Sadly seven Alca dead corpses were found washed ashore at La Mata beach added to those already reported.
“The great mortality of common razorbills on our coasts this autumn is a tragedy,” said Ana Meléndez, following the discovery of the La Mata corpses.
Another exhausted razorbill boarded a paddle-surf board belonging to Antonio Rosa while he was sailing on La Glea beach on the Orihuela coast.
The razorbill will be sent to the Alicante Wildlife Recovery Centre.
Known as Alcas, the razorbill, razor-billed auk, or lesser auk (Alca torda) is a colonial seabird and the only extant member of the genus Alca of the family Alcidae, the auks. It is the closest living relative of the extinct great auk (Pinguinis impennis). Wild populations live in the subarctic waters of the Atlantic Ocean.
The genus Alca was introduced in 1758 by the Swedish naturalist Carl Linnaeus in the tenth edition of his Systema Naturae. The genus name Alca is from Norwegian Alke, and torda is from törd a Gotland Swedish dialect word.
The word Alca had been used for the razorbill, such as Carolus Clusius in 1605 and Francis Willughby in 1676.
The razorbill (Alca torda) is now the sole species in the genus Alca.

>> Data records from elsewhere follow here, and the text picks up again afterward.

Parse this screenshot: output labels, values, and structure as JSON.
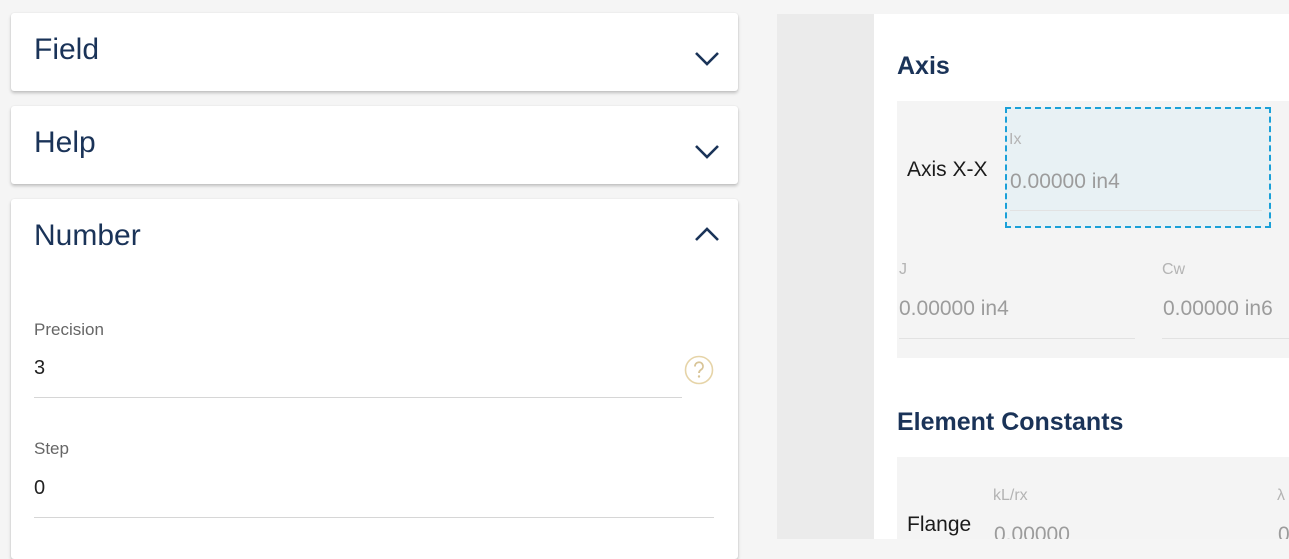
{
  "left": {
    "panels": [
      {
        "title": "Field",
        "expanded": false,
        "icon": "chevron-down-icon"
      },
      {
        "title": "Help",
        "expanded": false,
        "icon": "chevron-down-icon"
      },
      {
        "title": "Number",
        "expanded": true,
        "icon": "chevron-up-icon"
      }
    ],
    "number": {
      "precision_label": "Precision",
      "precision_value": "3",
      "step_label": "Step",
      "step_value": "0",
      "help_icon": "question-circle-icon"
    }
  },
  "right": {
    "axis": {
      "title": "Axis",
      "row_label": "Axis X-X",
      "ix_label": "Ix",
      "ix_value": "0.00000 in4",
      "j_label": "J",
      "j_value": "0.00000 in4",
      "cw_label": "Cw",
      "cw_value": "0.00000 in6"
    },
    "element_constants": {
      "title": "Element Constants",
      "row_label": "Flange",
      "kl_label": "kL/rx",
      "kl_value": "0.00000",
      "lambda_label": "λ",
      "lambda_value": "0"
    }
  },
  "colors": {
    "title": "#1a3358",
    "focus_border": "#1aa0d8",
    "focus_fill": "#e8f1f4"
  }
}
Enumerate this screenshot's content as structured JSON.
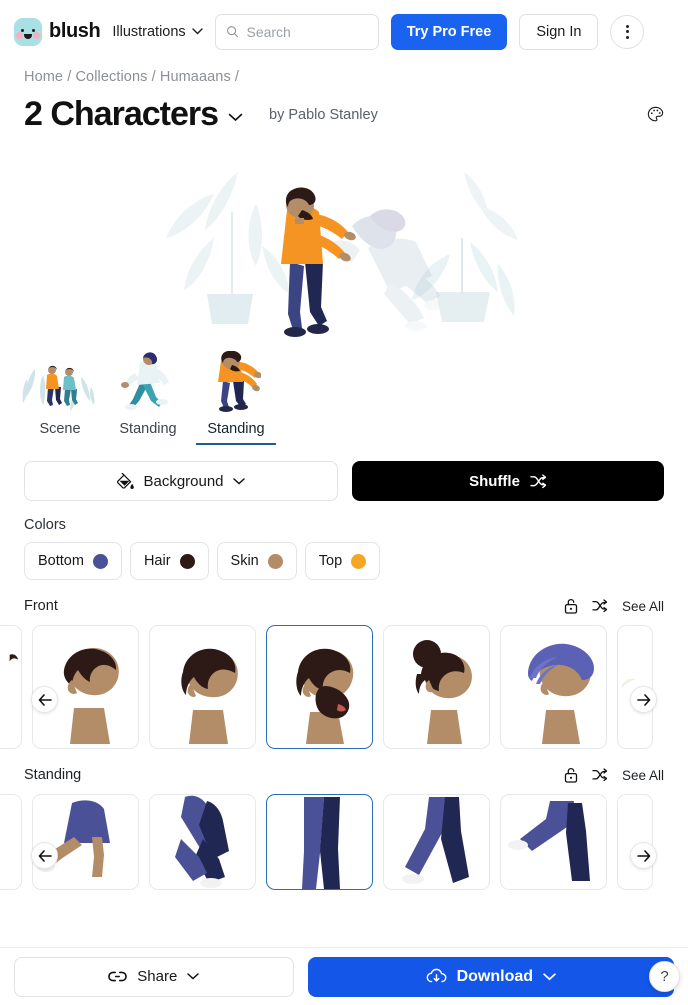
{
  "topnav": {
    "logo_text": "blush",
    "nav_dropdown": "Illustrations",
    "search_placeholder": "Search",
    "search_value": "",
    "try_pro_label": "Try Pro Free",
    "sign_in_label": "Sign In",
    "accent_blue": "#1a63f0"
  },
  "breadcrumb": {
    "items": [
      "Home",
      "Collections",
      "Humaaans"
    ],
    "separator": "/",
    "full_text": "Home / Collections / Humaaans /"
  },
  "title": {
    "heading": "2 Characters",
    "chevron": "⌄",
    "author": "by Pablo Stanley"
  },
  "canvas": {
    "selected_character_index": 0,
    "close_label": "✕"
  },
  "part_tabs": [
    {
      "label": "Scene",
      "active": false
    },
    {
      "label": "Standing",
      "active": false
    },
    {
      "label": "Standing",
      "active": true
    }
  ],
  "actions": {
    "background_label": "Background",
    "background_chevron": "⌄",
    "shuffle_label": "Shuffle"
  },
  "colors": {
    "title": "Colors",
    "chips": [
      {
        "label": "Bottom",
        "hex": "#4b5197"
      },
      {
        "label": "Hair",
        "hex": "#2d1a16"
      },
      {
        "label": "Skin",
        "hex": "#b28d68"
      },
      {
        "label": "Top",
        "hex": "#f5a623"
      }
    ]
  },
  "sections": [
    {
      "name": "Front",
      "see_all": "See All",
      "lock_icon": "lock-open-icon",
      "shuffle_icon": "shuffle-icon",
      "prev_label": "←",
      "next_label": "→",
      "selected_index": 2,
      "options": [
        {
          "id": "front-hair-1",
          "kind": "partial-left"
        },
        {
          "id": "front-hair-2",
          "kind": "head-short-hair"
        },
        {
          "id": "front-hair-3",
          "kind": "head-bowl-hair"
        },
        {
          "id": "front-hair-4",
          "kind": "head-beard"
        },
        {
          "id": "front-hair-5",
          "kind": "head-bun"
        },
        {
          "id": "front-hair-6",
          "kind": "head-turban"
        },
        {
          "id": "front-hair-7",
          "kind": "partial-right"
        }
      ]
    },
    {
      "name": "Standing",
      "see_all": "See All",
      "lock_icon": "lock-open-icon",
      "shuffle_icon": "shuffle-icon",
      "prev_label": "←",
      "next_label": "→",
      "selected_index": 2,
      "options": [
        {
          "id": "legs-1",
          "kind": "partial-left"
        },
        {
          "id": "legs-2",
          "kind": "legs-skirt"
        },
        {
          "id": "legs-3",
          "kind": "legs-bent"
        },
        {
          "id": "legs-4",
          "kind": "legs-straight"
        },
        {
          "id": "legs-5",
          "kind": "legs-stride"
        },
        {
          "id": "legs-6",
          "kind": "legs-kick"
        },
        {
          "id": "legs-7",
          "kind": "partial-right"
        }
      ]
    }
  ],
  "bottombar": {
    "share_label": "Share",
    "share_chevron": "⌄",
    "download_label": "Download",
    "download_chevron": "⌄",
    "help_label": "?"
  }
}
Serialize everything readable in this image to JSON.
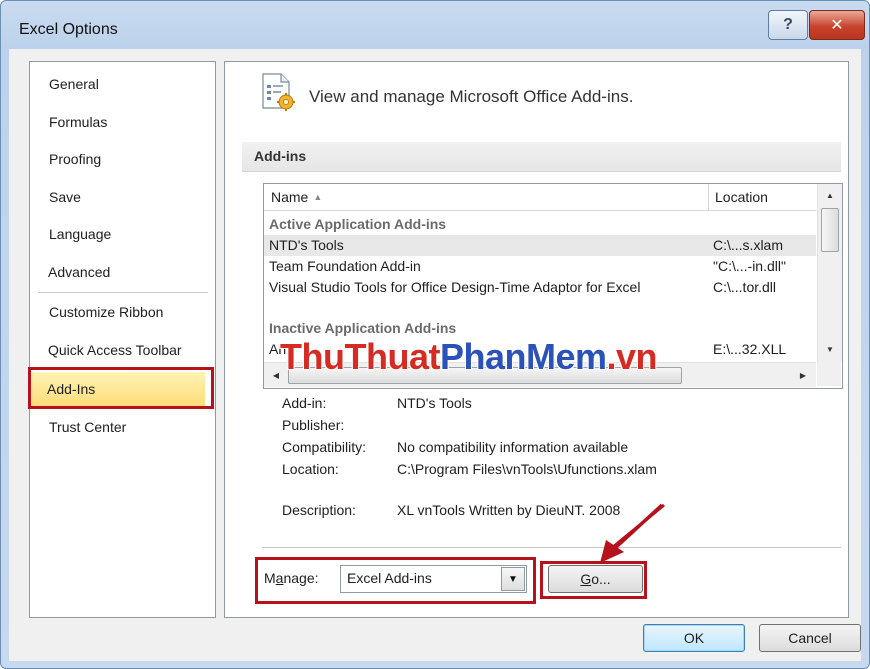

Its close relative, the great auk (Pinguinus impennis), became extinct in the mid-19th century.
Razorbills and great auks are part of the tribe Alcini, which also includes the common murre or common guillemot (Uria aalge), the thick-billed murre (Uria lomvia), and the dovekie (Alle alle).
There are two subspecies of razorbill recognised by the American Ornithologists’ Union. Alca torda torda, named by Linnaeus in 1758, occurs in the Baltic and White Seas, Norway, Bear Island, Iceland, Greenland, and eastern North America. Alca torda islandica, named by C.L. Brehm in 1831, occurs throughout Ireland, Great Britain, and northwestern France. The two subspecies differ slightly in bill measurements. A third subspecies, Alca torda pica, is no longer recognised because the distinguishing characteristic, an additional furrow in the upper mandible, is now known to be age-related.
A penguin has been spotted in Mallorca, in Portitxol near Palma in December (4th).
Its normal habit is the North Atlantic, but according to experts it is trying to flee the cold, despite a snow forecast this week.
Penguins have also been spotted in Es Trenc, Pollensa, Santa Ponsa, Porto Petro and Cabrera.
Rafel Mas, an expert with the Species Protection Service at the Ministry for the Environment, said: “This autumn they are arriving en masse on the east coast of the mainland, but in Mallorca they are arriving in greater numbers than on other occasions.”